With the House and Senate working this week on reconciling differences between the iterations of tax reform they’ve passed the Democrats are in full-on propaganda mode. Particularly here in North Dakota where Senator Heidi Heitkamp’s transparently partisan vote against the reform puts her re-election next year in serious jeopardy.
But in an editorial the Minot Daily News cut through some of the noise to the truth.
The Democrats are grandstanding:
Democrat arguments against tax reform are specious at their core, in addition to rhetorically emerging from central casting. Democrats claim no one has had time to read the bill and that the tax plan adds to the deficit. Democrats have no foot to stand on here. They hailed passing a healthcare plan – now a dismal failure – that they did not read. And it is cause to mirth for the left to consider the cost of anything government does since it has been decades since they even recognized that the nation has a problem with debt and deficit.

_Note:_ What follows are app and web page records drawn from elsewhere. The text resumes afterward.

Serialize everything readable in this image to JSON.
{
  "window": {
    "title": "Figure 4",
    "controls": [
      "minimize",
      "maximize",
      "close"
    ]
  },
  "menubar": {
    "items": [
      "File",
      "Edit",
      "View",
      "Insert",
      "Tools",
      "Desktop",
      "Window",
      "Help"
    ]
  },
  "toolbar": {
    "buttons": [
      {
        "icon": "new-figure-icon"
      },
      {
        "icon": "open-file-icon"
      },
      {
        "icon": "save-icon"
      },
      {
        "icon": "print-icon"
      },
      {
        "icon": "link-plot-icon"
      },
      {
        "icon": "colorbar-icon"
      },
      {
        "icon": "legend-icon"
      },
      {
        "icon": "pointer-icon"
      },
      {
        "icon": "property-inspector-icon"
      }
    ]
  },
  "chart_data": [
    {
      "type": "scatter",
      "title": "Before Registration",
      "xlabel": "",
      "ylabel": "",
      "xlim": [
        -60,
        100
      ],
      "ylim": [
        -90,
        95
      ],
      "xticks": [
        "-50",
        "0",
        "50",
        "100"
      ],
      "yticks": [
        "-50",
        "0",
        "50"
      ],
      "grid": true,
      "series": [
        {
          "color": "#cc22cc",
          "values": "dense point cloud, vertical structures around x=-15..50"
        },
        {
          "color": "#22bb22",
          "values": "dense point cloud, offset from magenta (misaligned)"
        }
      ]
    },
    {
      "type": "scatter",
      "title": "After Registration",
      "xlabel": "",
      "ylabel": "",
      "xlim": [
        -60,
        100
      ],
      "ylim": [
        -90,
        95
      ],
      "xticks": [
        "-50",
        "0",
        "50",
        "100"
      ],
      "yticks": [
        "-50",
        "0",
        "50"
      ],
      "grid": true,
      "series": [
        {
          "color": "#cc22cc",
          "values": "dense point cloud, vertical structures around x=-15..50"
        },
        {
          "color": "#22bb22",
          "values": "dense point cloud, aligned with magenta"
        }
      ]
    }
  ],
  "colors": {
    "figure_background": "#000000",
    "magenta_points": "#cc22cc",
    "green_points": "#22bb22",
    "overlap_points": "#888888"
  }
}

Furthermore, the chief leftist argument against any tax reform is that they disproportionately benefit “the rich.” This has always been a disengenuous argument, because “the rich” pay the majority of taxes. How can the government cut taxes – which are paid largely by “the rich” – without it benefiting those people who pay the majority of taxes in the first place? Guess what? Small businesses and successful people fund the government; not people who have made the life decision to work for minimum wage.
Clouding the matter is the national election map, which clearly shows that the wealthiest sections of the country are also the most Democratic. So, who are we to believe about the potential benefits of tax reform – 40-something Red or Red-leaning electorates of coastal communities of wealthier folks who purport to be smarter and thus know what’s good for the majority of American states?
Finally, many people are simply tired of being offered tax cuts only to then be characterized as the “rich”by wealthy politicians.
The whole editorial is worth your time to read.
The MDN acknowledges that the reform isn’t perfect. That’s fair. No set of changes to an area of federal policy as byzantine as the tax code is going to leave everyone happy. Certainly we’re going to hear from a litany of special interests upset because their carve outs and deductions and credits are impacted by the reform. Some of their concerns will be contrivances and exaggerations. Some will be legitimate.
Either way, this reform moves us in the right direction, which is a simpler code and lower tax burdens at a time when our economy desperately needs to be unburdened.